The picture had been chosen for its utterly gratuitous depiction of female beauty. It showed Justine Henin, the Belgian tennis player who won seven grand-slam singles titles between 2003 and 2007. She was fully dressed for tennis. The gratuitous beauty came from the shot she was playing. It was a single-handed backhand.
Henin was five foot six and so slim she had to run round and round in the shower to get wet.
On 2 January, the Vatican published a letter from Pope Francis to the world’s bishops in which he reminded them that they must show ‘zero tolerance’ towards child abuse. The next day, the American Week magazine published an article that told the story of ‘Don Mercedes’ — Fr Mauro Inzoli, an Italian priest with a passion for expensive cars and underage boys.
In 2012, Pope Benedict stripped Inzoli of his priestly faculties, effectively defrocking him.
It was October 2010 the night the priest came to our door. The knock startled Tim’s dullard beagle into a howl just as Tim’s mother was serving up dinner.
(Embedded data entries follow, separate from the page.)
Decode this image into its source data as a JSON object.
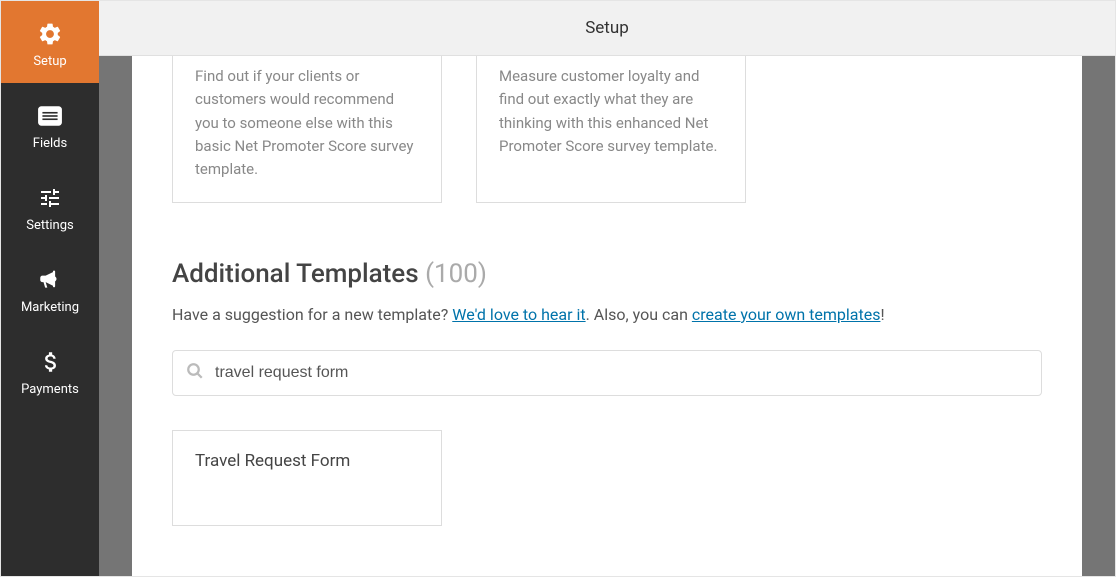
{
  "header": {
    "title": "Setup"
  },
  "sidebar": {
    "items": [
      {
        "label": "Setup"
      },
      {
        "label": "Fields"
      },
      {
        "label": "Settings"
      },
      {
        "label": "Marketing"
      },
      {
        "label": "Payments"
      }
    ]
  },
  "cards": [
    {
      "desc": "Find out if your clients or customers would recommend you to someone else with this basic Net Promoter Score survey template."
    },
    {
      "desc": "Measure customer loyalty and find out exactly what they are thinking with this enhanced Net Promoter Score survey template."
    }
  ],
  "section": {
    "title": "Additional Templates",
    "count": "(100)",
    "sub_prefix": "Have a suggestion for a new template? ",
    "link1": "We'd love to hear it",
    "sub_mid": ". Also, you can ",
    "link2": "create your own templates",
    "sub_suffix": "!"
  },
  "search": {
    "value": "travel request form"
  },
  "result": {
    "title": "Travel Request Form"
  }
}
She and her husband had flown in from New York a few weeks earlier to care for their dying son.
Tim and I had moved to London the year before. Our friends — newsroom colleagues — visited sometimes, though only with advance notice. Tim’s brain tumour had severely blunted his wit.
To all those computer hackers exulting in pizza-encrusted bedrooms across central Europe — the US presidential election was influenced! The CIA said so! — I would say this: yes, yes, perhaps. But listen: when it comes to altering the course of history through hacking, Britain is waaaay ahead.
Indeed, if you want to hear about intercepted communications properly changing the world, there is one incident in particular, 100 years ago this week, that had a much more seismic effect.
On two occasions, sainted members of my family have offered me a car for nothing. Both times, I turned them down — and not out of selflessness or for green reasons.
I said no because I knew it would mean me sitting still in a metal box for hundreds more hours every year. If I were the only driver in London, I’d have accepted the free cars in a second. Even if I could have been transported back to 1970s London — when in my memory the streets were largely empty — I’d have said yes.